Donald Trump and Hillary Clinton will have to compete with the summer Olympics for voters' attention, but only one campaign is doing something about it.

The Clinton campaign is planning an $8 million television ad buy targeting coverage of the Rio games, which start on Aug. 5 and run through Aug. 21, NBC News reported.

The buy is expected to play in crucial swing states, including Ohio, Pennsylvania and Florida.

The Trump campaign, for its part, has spent exactly zero dollars on Olympic television advertising, according to a survey released by Deep Root Analytics.

"Good campaigns will have purchased airtime during the women's gymnastics prime time blocks and deliver messages appealing to single and married women," GOP consultant Nathan Wurtzel told the Washington Examiner.

Asked if the Republican Party had any plans to reach voters during the Rio games, a GOP spokeswoman told the Examiner, "We will continue to focus on Hillary Clinton. I would suggest reaching out to the Trump campaign for comment."

Trump's team declined to respond to multiple requests for comment.

The billionaire businessman hasn't purchased any television advertising since May, and his campaign has yet to reserve airtime for the remainder of the summer and fall, according to the Chicago Tribune.

Trump forgoing Olympic advertising marks a hard break from previous elections, including when Republicans spent about as much as their Democratic counterparts on Olympic advertising during the 2012 presidential election.

Considering that the summer games regularly draw huge numbers of Democratic and Republican voters, the decision by the Trump campaign may seem like a confusing one, though he will likely use social media and the earned media he already enjoys to tie into the games.

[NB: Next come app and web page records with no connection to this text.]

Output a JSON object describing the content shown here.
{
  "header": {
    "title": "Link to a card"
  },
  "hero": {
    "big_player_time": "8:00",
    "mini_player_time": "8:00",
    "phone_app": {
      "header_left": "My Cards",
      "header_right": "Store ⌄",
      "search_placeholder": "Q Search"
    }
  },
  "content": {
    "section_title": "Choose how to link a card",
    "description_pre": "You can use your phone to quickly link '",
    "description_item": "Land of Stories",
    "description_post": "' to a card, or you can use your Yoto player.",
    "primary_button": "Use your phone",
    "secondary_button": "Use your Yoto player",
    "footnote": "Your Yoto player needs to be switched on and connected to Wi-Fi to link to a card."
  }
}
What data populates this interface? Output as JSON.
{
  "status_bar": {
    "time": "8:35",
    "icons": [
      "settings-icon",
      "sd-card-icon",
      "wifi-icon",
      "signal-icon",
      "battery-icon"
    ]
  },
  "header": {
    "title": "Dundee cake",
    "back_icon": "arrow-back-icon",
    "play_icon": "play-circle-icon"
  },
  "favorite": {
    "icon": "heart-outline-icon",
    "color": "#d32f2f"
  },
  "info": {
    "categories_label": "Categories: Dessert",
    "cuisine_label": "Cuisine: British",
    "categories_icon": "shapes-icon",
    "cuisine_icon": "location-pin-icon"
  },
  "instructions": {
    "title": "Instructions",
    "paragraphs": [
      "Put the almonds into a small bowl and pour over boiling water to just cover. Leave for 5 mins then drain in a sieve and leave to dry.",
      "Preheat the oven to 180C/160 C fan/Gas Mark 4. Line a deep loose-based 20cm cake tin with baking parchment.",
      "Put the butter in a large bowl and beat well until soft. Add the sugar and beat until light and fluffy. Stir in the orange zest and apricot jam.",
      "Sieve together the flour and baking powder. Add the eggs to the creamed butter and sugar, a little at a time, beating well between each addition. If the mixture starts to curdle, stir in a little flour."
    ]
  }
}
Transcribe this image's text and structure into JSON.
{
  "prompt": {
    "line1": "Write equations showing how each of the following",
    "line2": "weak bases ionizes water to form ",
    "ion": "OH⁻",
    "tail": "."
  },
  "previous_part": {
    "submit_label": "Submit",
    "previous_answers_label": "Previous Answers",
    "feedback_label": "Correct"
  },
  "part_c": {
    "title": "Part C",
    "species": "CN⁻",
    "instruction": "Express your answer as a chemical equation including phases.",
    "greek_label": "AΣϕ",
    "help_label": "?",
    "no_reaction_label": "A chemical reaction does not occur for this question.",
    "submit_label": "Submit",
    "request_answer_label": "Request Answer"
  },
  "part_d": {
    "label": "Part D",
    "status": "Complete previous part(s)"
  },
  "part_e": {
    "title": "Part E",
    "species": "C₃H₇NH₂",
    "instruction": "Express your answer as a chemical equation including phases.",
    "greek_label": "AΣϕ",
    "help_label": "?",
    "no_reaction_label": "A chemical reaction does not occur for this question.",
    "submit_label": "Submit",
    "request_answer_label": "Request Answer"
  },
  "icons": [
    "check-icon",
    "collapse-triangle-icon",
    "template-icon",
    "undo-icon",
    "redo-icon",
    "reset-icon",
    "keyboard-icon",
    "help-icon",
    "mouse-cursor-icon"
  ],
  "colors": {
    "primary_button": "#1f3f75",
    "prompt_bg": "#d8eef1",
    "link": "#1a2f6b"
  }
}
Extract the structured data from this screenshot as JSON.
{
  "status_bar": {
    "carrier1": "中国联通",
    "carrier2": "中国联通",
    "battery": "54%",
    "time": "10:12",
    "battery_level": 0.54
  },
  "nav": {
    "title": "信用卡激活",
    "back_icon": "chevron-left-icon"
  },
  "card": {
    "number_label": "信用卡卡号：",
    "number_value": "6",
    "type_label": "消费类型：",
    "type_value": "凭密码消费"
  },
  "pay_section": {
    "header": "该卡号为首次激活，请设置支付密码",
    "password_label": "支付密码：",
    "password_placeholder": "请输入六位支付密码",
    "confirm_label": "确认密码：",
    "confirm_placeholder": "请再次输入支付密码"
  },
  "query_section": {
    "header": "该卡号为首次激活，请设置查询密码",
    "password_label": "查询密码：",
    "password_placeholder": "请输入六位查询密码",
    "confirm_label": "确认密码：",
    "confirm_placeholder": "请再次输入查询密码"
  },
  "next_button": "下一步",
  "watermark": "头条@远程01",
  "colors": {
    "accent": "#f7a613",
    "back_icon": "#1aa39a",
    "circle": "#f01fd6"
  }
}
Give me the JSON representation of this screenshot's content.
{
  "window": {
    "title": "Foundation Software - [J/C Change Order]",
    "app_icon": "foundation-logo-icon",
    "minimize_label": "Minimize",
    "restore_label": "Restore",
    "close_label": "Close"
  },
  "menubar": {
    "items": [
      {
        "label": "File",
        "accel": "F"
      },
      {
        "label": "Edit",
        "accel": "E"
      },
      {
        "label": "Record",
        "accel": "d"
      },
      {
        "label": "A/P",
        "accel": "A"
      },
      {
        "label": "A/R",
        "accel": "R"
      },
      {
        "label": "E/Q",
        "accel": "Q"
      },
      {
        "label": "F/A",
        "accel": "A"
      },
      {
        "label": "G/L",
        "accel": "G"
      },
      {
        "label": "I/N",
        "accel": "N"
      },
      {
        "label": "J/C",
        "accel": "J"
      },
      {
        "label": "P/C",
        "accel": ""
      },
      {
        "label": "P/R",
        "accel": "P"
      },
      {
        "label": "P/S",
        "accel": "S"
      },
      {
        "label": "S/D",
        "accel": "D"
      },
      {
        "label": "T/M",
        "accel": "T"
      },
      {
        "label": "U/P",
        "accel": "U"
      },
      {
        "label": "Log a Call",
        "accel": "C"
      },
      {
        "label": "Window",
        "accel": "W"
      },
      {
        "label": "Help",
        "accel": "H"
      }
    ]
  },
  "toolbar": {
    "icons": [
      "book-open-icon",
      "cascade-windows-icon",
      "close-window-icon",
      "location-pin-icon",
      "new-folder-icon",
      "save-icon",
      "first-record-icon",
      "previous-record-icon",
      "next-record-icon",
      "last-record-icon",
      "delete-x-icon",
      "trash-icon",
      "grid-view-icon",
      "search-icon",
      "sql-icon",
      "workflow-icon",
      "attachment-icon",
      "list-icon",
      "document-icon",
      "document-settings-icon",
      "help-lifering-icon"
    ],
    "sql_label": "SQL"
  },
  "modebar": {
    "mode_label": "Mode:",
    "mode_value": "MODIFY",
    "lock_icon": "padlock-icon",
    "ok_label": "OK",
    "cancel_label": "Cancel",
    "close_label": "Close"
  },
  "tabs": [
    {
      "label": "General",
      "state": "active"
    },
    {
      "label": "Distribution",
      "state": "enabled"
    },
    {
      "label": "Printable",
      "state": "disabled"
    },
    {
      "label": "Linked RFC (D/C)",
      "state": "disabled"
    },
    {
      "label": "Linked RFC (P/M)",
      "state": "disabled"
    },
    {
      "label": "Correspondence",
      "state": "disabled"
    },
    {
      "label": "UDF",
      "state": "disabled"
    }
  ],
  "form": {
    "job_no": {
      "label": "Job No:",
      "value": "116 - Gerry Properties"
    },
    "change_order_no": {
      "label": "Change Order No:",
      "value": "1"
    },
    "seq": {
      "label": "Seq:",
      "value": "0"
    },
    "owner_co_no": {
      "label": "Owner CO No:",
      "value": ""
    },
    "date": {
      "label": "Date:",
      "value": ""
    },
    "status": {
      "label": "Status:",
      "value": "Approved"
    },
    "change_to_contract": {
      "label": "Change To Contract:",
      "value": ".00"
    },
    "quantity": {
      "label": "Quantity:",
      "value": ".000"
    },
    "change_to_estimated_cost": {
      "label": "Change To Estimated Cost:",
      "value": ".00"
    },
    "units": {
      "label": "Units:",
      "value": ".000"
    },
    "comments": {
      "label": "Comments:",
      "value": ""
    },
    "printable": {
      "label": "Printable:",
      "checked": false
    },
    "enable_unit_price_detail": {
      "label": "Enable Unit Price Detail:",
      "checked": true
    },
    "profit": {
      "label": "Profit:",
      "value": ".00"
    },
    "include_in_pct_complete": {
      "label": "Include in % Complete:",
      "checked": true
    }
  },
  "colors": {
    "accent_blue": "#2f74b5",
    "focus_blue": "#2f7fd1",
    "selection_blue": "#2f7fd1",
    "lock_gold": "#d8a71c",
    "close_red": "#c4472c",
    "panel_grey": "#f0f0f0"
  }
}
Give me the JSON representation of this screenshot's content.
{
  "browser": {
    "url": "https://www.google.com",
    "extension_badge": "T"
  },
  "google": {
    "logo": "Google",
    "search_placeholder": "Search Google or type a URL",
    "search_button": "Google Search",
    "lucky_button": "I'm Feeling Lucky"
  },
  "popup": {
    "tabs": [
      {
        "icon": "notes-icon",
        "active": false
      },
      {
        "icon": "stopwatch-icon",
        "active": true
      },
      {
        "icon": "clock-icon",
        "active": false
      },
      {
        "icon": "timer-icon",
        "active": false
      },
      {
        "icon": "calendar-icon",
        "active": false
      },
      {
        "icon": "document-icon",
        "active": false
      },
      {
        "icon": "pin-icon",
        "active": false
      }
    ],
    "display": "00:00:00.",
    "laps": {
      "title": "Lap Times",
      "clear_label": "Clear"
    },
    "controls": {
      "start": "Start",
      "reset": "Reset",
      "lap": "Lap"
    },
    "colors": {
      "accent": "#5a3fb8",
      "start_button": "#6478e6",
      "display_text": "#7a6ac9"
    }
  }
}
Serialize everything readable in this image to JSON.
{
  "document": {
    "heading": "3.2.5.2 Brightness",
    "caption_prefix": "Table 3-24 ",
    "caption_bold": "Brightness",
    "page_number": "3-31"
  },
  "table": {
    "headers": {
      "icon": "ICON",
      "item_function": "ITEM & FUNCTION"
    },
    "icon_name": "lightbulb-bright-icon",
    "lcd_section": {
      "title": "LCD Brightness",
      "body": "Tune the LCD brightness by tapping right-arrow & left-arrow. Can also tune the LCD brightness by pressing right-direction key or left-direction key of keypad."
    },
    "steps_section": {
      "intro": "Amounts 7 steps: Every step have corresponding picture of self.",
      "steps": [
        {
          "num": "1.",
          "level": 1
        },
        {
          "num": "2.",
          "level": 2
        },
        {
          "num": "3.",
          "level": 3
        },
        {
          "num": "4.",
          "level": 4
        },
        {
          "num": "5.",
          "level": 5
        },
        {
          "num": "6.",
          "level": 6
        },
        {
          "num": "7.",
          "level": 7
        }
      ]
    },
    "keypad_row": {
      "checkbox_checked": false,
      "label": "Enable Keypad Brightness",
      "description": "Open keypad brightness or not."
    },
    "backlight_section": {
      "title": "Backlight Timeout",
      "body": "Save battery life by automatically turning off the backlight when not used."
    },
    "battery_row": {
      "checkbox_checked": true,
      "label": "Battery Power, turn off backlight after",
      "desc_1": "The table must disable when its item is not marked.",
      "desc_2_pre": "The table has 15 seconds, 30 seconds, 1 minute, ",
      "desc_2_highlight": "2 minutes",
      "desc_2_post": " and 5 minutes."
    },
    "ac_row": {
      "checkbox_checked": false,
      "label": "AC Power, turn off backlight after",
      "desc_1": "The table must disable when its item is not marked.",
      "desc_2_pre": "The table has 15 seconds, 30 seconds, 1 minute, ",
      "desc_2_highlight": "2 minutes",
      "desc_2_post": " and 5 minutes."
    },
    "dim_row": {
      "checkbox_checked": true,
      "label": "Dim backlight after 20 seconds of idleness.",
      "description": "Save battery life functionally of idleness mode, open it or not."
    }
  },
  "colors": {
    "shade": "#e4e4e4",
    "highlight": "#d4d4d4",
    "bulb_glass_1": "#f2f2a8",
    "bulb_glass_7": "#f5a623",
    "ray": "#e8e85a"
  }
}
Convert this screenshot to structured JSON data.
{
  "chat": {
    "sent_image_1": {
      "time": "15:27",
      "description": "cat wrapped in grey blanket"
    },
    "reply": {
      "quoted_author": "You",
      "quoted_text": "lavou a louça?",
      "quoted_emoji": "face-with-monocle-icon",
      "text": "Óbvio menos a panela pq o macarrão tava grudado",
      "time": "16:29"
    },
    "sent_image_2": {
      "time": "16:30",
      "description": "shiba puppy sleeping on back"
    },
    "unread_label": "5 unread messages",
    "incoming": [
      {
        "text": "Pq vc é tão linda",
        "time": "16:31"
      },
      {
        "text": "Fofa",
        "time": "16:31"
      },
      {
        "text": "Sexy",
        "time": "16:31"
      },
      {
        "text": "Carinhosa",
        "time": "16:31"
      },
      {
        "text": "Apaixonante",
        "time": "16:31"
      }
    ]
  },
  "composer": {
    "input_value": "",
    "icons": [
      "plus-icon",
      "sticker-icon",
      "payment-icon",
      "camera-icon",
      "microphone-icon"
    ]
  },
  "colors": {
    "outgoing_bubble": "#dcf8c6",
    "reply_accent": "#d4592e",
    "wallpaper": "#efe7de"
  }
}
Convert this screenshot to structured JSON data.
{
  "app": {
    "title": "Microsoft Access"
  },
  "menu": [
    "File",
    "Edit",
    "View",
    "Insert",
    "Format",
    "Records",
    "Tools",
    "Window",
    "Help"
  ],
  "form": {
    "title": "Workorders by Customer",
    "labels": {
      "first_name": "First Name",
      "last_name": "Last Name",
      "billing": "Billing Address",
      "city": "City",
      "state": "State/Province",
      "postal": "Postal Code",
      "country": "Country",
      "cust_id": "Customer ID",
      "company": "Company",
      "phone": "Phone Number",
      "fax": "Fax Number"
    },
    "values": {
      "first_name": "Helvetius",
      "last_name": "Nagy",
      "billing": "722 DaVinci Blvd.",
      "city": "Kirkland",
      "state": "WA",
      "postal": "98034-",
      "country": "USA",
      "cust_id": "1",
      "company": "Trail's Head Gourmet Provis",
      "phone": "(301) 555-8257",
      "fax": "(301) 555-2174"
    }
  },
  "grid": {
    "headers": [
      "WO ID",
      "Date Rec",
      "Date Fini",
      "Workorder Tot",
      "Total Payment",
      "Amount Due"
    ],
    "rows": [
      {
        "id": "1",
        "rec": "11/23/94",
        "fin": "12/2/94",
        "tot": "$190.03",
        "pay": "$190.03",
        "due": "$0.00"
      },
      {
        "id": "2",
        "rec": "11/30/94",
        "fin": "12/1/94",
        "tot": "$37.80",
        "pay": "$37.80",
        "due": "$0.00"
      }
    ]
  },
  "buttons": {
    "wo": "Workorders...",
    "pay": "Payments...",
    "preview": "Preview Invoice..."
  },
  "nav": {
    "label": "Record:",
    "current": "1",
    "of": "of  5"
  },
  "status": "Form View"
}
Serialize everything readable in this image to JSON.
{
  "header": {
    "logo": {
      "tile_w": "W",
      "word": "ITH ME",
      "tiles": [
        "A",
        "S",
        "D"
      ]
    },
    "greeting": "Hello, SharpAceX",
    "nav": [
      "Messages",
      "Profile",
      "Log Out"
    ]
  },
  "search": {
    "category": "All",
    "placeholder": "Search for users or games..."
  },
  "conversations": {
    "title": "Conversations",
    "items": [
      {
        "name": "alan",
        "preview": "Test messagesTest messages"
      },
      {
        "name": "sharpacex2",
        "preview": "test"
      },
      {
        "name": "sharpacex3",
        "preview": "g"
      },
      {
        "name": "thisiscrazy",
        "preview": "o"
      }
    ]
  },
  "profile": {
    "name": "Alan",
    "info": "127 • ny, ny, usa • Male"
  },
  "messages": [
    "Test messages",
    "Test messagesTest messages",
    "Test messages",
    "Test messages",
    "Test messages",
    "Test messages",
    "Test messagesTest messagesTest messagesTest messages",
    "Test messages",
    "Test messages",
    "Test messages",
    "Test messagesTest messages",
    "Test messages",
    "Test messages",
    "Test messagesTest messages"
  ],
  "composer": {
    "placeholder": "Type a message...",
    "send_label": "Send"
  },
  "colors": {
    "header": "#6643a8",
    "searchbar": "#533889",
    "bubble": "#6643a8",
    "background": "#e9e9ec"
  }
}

"Generally, I think the campaigns will try to integrate important Olympic events into their social media messages, particularly if U.S. athletes win a gold in a given event," Kyle Kopko, who teaches political science at Elizabethtown College, told the Examiner.

"The candidates will want to congratulate U.S. participants and try to appear presidential when doing so. I don't think we'll see many (if any) athletes appearing with candidates, but then again this election has been anything but predictable," he added.

Wurtzel concurred elsewhere, saying, "I'm sure any American gold medal winner will be making America great again."

Kopko also suggested the Olympics may prove a "welcome distraction" for GOP leadership, which has scrambled in recent days to address Trump's self-inflicted wounds, including his fight with a Gold Star family of Muslim faith and his refusal to endorse House Speaker Paul Ryan and Sen. John McCain, R-Ariz.

"Donald Trump's comments toward the Khan family and refusal to support John McCain and Paul Ryan in their primaries has only further damaged the candidate in national news coverage," he said. "The Olympics may provide an opportunity to change the news cycle and reset the Trump campaign's message."

St. Xavier University's Kevin Wamsley, who specializes in Olympic politics and history, had similar advice for both campaigns, and suggested it would be beneficial for Clinton and Trump to dial down until after the games.

"The candidates would be wise to take a break — it's been a long haul for them — American viewers may welcome a new distraction," he said.

The Clinton campaign doesn't appear interested in this advice, as it is on track with supporting Super PACs to dedicate a significant amount of cash to reaching Olympic viewers.

Team Clinton and Priorities USA Action, for example, "are set to air a combined $22 million in ads from now through the end of the Olympics," NBC reported, citing data collected by SMG Delta.

Priorities alone is slated to spend approximately $77 million in ads between the last week of August and Election Day.

In total, the Clinton campaign and Priorities "have reserved a combined $98 million through the fall so far," NBC noted.

In contrast, the pro-Trump PAC Rebuilding America Now has set aside only $817,000 through the end of fall.

This is on top of the fact that the Team Clinton aired $68 million worth of ads through last week, while pro-Trump forces, including Rebuilding America Now and the NRA Political Victory Fund, spent approximately $6 million.

The one area where the Clinton and Trump campaigns have common ground is that – excluding ad spending – neither team has announced any sort of Olympic-themed campaign event or speaking engagement.

Nevertheless, don't be surprised if both candidates suddenly insert themselves into the games, whether on social media or at a press conference, in an attempt to grab a piece of the national pride pie, Alberta professor and sport historian Stacy Lorenz told the Examiner.

"If the U.S. team has a successful Olympics, and tops the medal standings — and there is no reason to believe otherwise — then both Clinton and Trump will try to turn that to their advantage, and ride that wave of patriotism," he said.

This post has been updated.